Lauderdale by the Sea
Lauderdale-by-the-Sea Travel Blog› entry 5 of 6 › view all entries
Staying at the Holiday Inn for two nights. (See my review)
The south part of Lauderdale-by-the-Sea is situated between Fort Lauderdale and Sea Ranch Lakes, while the north half borders Pompano Beach. The town is on land that is essentially a long narrow island separated from the mainland by the Intracoastal waterway (spanned by drawbridges), stretching approximately one-half dozen city blocks to the Atlantic Ocean. The town is centered on the junction of State Road A1A and Commercial Boulevard. The main industry is tourism; the town has many hotels, motels, and residences used especially during the winter by visitors. At the ocean end of Commercial Boulevard is a long wooden fishing pier.
SR A1A is heavily associated with Florida beach culture and is known for its lush subtropical scenery and ocean vistas.
Two miles of A1A were used as part of the legendary Daytona Beach Road Course. A1A also has been a backbone of Florida Spring Break, serving as "the strip" in both Fort Lauderdale, a popular spring break destination in the 60s, 70s, and 80s, as well as Daytona Beach, which became a popular destination for college spring breakers in the 80s through the present.
SR A1A begins as a 2 lane, then 4 lane route along the Straits of Florida. Running along the south shore of Key West, SR A1A is the southernmost numbered highway in the lower 48 states. The portion in Monroe County is secretly known as US A1A. Next, it passes East Martello Tower and Key West International Airport.

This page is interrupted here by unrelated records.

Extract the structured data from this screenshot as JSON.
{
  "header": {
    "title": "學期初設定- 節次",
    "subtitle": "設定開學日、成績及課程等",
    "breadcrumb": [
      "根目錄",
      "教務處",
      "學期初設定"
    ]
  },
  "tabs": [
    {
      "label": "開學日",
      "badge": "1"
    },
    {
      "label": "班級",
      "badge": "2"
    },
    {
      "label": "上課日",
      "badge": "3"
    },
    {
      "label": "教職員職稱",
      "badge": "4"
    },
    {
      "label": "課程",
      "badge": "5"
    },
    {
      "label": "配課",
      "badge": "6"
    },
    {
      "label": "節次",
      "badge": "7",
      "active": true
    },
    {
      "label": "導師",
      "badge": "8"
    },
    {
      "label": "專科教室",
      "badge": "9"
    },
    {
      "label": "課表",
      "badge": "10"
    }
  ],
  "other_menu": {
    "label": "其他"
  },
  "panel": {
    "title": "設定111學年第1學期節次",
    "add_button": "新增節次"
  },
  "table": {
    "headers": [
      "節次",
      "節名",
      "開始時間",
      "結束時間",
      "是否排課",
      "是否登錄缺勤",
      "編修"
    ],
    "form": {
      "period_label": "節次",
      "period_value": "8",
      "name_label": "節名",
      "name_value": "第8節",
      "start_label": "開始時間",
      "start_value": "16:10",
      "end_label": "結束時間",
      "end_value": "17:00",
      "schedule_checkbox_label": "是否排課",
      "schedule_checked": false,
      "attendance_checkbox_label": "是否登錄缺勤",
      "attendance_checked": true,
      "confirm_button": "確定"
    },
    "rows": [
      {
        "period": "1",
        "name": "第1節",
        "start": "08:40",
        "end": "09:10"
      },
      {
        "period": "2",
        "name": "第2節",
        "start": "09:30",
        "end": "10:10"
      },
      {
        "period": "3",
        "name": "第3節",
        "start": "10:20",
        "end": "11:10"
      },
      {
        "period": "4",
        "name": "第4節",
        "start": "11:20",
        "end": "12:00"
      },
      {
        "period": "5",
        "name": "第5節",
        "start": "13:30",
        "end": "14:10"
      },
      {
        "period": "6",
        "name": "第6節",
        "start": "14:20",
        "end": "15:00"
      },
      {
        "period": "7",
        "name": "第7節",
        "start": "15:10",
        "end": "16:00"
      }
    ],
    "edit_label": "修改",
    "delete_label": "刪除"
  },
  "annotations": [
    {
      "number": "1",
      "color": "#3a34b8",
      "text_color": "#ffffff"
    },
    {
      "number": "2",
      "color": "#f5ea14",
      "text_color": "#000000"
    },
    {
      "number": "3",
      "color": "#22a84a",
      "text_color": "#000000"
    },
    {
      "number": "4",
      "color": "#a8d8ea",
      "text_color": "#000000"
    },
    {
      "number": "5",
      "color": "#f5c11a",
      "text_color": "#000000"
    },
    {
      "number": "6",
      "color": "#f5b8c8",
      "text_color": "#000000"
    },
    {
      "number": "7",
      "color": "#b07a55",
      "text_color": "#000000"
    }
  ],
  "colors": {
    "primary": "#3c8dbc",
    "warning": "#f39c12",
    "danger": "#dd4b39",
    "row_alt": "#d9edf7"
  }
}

SR A1A curves to the north to end at U.S. Route 1 (SR 5), after intersecting with SR 5A. SR A1A ends, but begins again at I-395 and US 1 in Miami.